A few weeks ago, hundreds of philanthropists gathered for the Exponent Philanthropy National Conference in Washington, D.C. Founded in the 1990s as the Association of Small Foundations, Exponent Philanthropy consists of “donors, trustees, and philanthropic professionals who choose to give big by staying small, working with few or no staff to make the most of their resources.”
Small philanthropy is integral to the American civic tradition. It is
certainly integral to the civic tradition in my hometown of Puyallup,
Washington. I serve on the board of one small foundation, an offshoot of
the Kiwanis Club of Puyallup that over the years has raised an
impressive number of donations and estate gifts from club members,
mostly to benefit children in our town. Many of the gifts are designated
scholarships for local high school graduates. Recently we approved
grants for playground enhancements in the downtown park, a scholarship
program for minority students in our county, a facility upgrade at the

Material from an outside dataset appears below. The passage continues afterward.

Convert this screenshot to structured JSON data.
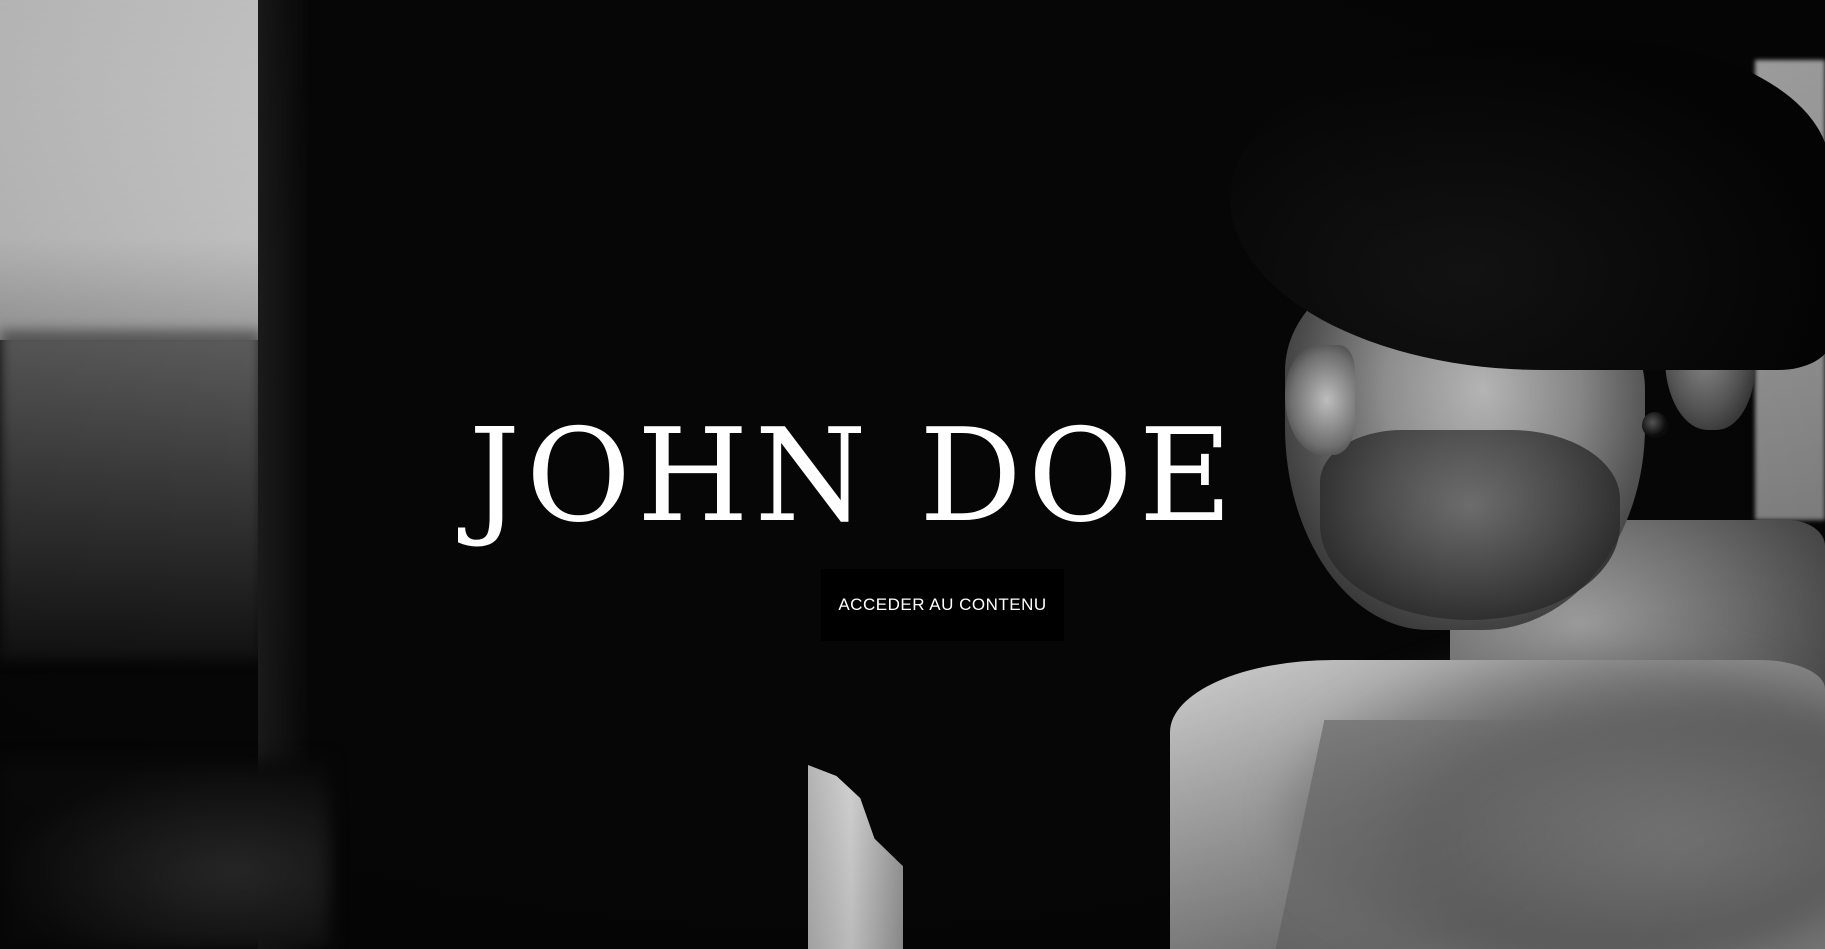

local library, and support for the food bank.
Read more at Philanthropy Daily here.